For online transactions, the retailer must comply with all the requirements set out by the new regulations
Online selling to members of the public with a valid EPP licence
For all online transactions, the online seller will need to see a digital scan of the valid EPP licence before completing the transaction. The battery with acid pack must then be delivered using a specialist courier who is able to follow the full EPP licence verification procedure at the doorstep before giving the customer possession of the product.
Online selling to members of the public without a valid EPP licence
If selling to members of the public who do not have an EPP licence, online retailers will need to ensure that the filled battery is packed appropriately and labelled correctly. Please note that some types will require additional packaging and special shipping arrangements to ensure compliance with ADR regulations.
How does this affect members of the public?
From July 1st 2018 members of the public wishing to acquire or purchase sulphuric acid in concentrations of more than 15% will need a valid EPP licence. This means that to purchase a motorcycle battery sold with an acid pack a consumer will need to apply and receive a valid EPP licence, at a cost of £39.50, prior to purchase.
From November 1st 2018 it will become an offence to possess or use sulphuric acid at concentrations of over 15%, without a valid EPP licence. This includes bottles of battery electrolyte that have not yet been put into a motorcycle battery.
What are the penalties?
The penalties for possession without an EPP licence or supplying restricted substances without verifying that the member of public has a valid EPP licence can be a custodial sentence of 2 years and a large fine.
Failure to enter transaction details onto the EPP licence or not attaching the warning label has a maximum fine of £500.

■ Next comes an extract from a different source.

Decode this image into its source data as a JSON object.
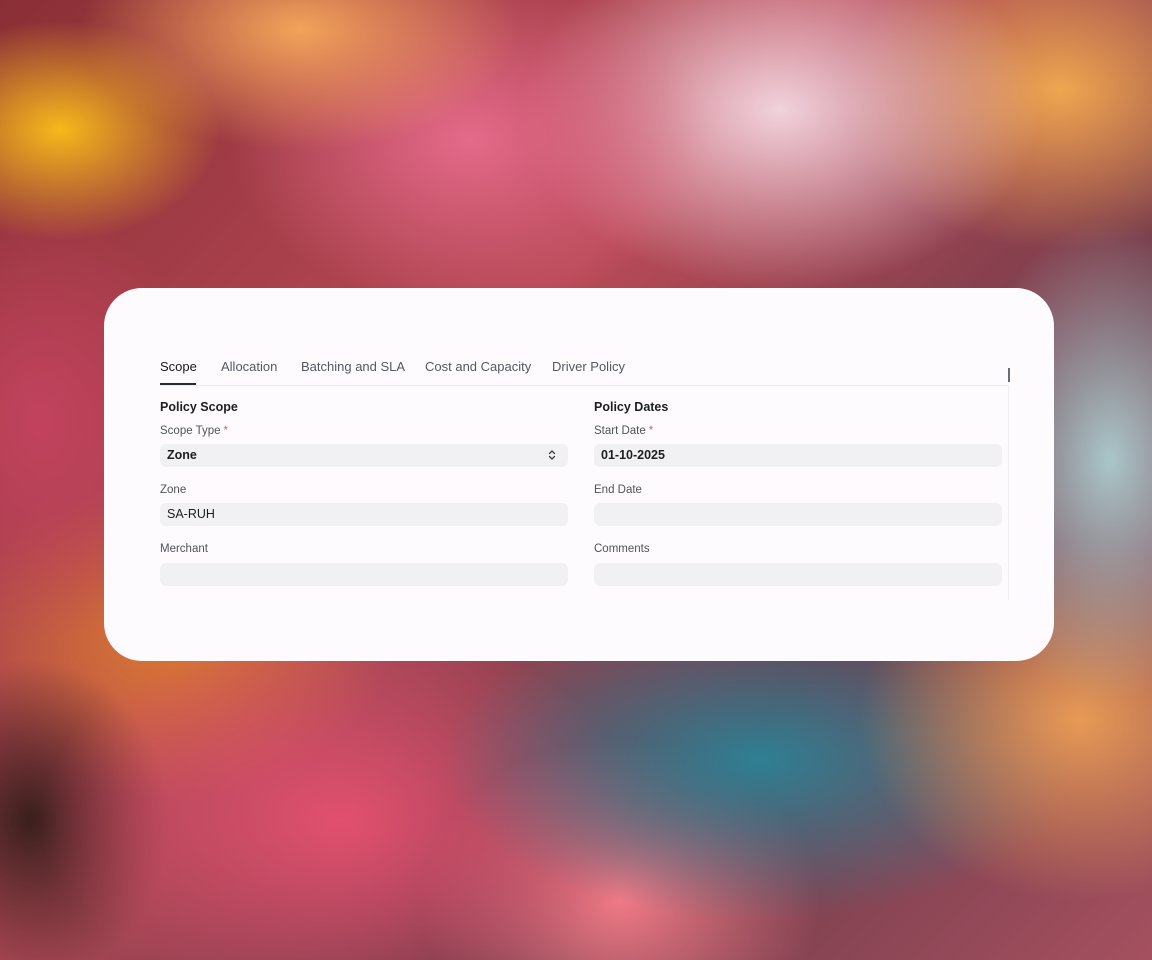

Failure to meet the reporting requirements can attract a fine or custodial sentence of up to 3 months.